*** Opening Exercise material ***

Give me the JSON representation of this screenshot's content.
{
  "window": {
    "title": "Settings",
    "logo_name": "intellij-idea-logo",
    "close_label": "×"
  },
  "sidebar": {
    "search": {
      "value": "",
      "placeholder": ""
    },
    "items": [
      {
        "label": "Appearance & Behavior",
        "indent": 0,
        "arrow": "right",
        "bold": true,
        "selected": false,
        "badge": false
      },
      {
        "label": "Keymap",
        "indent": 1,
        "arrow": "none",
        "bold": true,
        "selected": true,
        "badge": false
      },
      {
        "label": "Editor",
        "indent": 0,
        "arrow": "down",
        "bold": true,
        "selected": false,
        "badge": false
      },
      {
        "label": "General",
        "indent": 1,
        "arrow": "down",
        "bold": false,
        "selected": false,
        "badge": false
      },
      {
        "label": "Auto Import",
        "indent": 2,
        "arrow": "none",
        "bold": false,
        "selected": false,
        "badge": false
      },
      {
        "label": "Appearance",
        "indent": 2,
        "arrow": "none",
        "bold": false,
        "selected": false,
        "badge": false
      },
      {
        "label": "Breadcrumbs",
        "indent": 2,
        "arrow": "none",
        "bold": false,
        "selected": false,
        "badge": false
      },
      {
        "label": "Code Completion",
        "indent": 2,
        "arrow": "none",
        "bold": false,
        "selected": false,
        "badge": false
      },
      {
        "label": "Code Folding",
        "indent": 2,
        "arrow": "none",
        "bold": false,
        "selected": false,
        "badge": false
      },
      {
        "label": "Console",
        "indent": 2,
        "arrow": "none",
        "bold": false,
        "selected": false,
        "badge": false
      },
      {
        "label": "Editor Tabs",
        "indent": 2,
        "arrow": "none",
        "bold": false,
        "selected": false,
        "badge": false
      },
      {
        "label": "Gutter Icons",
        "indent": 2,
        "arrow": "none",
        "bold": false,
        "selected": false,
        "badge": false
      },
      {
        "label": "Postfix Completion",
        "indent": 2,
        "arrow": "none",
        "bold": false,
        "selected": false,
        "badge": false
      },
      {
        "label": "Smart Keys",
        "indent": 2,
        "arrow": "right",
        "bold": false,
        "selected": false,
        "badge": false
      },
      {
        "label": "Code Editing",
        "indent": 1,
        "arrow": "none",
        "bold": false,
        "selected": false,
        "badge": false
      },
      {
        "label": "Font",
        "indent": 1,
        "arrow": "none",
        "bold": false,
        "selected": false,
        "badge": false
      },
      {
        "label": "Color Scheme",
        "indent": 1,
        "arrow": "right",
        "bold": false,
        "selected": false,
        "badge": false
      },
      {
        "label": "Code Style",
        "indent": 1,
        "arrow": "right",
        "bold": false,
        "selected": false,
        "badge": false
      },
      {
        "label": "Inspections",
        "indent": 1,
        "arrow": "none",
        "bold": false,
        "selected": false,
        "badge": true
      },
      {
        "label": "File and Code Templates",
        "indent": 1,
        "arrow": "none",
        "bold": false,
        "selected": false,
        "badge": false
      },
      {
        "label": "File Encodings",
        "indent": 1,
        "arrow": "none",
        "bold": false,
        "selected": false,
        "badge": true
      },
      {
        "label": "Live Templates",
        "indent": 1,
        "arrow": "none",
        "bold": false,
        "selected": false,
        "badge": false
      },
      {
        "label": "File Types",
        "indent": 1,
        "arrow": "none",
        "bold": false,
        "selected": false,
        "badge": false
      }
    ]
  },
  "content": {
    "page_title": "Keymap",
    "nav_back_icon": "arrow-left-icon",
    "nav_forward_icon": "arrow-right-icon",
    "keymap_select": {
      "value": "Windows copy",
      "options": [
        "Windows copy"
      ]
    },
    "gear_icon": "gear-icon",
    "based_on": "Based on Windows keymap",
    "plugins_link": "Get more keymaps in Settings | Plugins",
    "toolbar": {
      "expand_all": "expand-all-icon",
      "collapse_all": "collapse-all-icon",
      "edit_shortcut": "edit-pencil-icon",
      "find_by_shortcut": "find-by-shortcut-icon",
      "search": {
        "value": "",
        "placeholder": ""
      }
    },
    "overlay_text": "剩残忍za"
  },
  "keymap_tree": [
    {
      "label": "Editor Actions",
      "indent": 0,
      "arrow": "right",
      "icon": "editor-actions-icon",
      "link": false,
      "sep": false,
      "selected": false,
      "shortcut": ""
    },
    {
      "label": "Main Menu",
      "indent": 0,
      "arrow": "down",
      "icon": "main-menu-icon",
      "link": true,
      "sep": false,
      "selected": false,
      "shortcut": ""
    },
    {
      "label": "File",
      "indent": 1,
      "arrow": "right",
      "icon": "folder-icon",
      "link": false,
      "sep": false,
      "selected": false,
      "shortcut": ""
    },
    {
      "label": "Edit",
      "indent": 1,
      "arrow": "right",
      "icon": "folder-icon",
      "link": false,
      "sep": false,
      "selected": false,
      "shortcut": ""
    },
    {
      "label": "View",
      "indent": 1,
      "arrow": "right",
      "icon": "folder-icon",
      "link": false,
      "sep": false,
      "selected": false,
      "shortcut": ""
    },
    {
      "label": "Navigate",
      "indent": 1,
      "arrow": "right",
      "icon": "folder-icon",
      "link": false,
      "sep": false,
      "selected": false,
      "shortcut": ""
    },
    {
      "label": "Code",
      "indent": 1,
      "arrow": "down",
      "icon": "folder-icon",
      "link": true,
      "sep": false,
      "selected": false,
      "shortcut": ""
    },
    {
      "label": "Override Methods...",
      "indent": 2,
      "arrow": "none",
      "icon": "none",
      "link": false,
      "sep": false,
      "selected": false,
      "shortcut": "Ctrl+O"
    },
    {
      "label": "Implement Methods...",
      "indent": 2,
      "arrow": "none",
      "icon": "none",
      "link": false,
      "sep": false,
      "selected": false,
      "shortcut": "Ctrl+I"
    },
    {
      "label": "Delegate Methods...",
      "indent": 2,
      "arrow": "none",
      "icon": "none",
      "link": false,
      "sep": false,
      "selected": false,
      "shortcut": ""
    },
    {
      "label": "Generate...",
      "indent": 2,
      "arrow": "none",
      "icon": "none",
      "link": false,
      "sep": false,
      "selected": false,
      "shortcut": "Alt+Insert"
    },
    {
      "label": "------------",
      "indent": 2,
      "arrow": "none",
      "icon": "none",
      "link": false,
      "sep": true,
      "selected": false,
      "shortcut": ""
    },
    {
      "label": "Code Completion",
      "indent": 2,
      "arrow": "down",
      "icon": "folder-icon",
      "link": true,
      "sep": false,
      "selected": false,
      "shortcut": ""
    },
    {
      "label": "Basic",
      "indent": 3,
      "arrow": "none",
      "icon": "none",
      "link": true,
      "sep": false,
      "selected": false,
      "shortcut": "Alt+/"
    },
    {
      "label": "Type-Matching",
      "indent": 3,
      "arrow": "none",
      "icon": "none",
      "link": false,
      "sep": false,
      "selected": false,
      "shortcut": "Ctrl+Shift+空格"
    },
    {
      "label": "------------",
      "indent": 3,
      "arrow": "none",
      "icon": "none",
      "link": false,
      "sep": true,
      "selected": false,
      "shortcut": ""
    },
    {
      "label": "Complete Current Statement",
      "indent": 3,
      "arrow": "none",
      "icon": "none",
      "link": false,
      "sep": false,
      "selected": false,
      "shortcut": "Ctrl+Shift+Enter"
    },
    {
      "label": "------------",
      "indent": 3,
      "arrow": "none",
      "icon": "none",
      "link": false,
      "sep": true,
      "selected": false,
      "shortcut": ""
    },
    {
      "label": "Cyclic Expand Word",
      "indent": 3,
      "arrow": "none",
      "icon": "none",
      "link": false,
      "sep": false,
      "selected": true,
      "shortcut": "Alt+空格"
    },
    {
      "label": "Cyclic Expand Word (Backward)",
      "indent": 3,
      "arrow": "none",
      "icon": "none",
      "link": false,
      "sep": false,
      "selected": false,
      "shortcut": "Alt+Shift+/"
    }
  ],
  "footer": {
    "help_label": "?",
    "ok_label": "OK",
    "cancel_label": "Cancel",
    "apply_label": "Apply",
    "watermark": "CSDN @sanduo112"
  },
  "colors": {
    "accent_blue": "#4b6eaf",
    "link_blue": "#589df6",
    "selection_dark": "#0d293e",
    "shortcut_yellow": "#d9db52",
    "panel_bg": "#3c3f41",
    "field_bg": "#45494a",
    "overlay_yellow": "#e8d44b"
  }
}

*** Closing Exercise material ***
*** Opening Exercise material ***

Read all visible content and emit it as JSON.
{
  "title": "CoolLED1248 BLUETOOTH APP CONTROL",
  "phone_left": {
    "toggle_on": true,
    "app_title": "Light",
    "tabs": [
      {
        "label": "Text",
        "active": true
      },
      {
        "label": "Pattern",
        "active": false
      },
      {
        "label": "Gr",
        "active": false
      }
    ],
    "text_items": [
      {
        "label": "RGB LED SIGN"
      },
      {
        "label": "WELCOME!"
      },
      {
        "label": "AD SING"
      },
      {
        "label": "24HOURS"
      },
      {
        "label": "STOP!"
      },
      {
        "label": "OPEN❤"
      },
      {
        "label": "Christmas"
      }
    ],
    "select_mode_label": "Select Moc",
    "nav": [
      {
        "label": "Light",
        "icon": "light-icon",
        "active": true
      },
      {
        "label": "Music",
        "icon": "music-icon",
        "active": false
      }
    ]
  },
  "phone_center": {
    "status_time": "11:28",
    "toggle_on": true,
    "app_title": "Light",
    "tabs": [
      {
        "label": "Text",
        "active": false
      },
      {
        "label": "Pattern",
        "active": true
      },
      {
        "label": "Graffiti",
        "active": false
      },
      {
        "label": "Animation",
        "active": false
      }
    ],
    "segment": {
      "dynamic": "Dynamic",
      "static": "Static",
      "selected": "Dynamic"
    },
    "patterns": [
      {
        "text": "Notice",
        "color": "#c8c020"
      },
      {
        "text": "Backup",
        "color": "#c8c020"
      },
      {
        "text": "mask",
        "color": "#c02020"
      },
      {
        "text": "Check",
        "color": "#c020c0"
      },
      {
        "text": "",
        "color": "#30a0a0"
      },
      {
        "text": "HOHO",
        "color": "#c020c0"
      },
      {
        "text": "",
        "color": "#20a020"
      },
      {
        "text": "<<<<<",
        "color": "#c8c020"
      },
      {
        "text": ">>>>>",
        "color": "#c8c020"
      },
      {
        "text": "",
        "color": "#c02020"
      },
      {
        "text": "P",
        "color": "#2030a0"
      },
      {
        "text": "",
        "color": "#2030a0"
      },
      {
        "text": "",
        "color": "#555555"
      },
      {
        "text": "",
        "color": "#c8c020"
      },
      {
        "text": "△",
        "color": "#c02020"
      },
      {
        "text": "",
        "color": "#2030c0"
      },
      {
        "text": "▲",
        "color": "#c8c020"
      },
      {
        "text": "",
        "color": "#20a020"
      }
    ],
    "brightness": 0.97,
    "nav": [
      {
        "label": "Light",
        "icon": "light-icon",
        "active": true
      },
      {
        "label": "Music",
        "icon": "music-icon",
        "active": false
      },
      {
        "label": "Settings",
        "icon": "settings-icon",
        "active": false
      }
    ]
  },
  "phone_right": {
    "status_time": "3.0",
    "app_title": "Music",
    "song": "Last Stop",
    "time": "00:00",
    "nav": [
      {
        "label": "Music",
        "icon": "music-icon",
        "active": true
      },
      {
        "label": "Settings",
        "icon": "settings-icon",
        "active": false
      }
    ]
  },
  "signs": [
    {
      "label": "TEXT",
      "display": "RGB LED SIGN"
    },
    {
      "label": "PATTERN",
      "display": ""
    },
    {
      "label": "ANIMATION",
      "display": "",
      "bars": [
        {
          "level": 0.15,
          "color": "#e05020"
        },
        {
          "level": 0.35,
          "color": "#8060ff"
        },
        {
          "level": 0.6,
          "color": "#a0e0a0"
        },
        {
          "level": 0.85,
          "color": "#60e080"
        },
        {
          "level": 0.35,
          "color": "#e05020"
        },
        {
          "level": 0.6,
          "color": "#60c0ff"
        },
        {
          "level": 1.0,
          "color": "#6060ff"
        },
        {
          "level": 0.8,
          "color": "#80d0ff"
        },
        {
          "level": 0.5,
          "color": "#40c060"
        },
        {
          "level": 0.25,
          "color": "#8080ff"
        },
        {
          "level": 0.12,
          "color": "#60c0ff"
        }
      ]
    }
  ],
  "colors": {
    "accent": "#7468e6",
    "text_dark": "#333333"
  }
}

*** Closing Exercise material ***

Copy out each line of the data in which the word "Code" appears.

        "label": "Code Completion",
        "label": "Code Folding",
        "label": "Code Editing",
        "label": "Code Style",
        "label": "File and Code Templates",
      "label": "Code",
      "label": "Code Completion",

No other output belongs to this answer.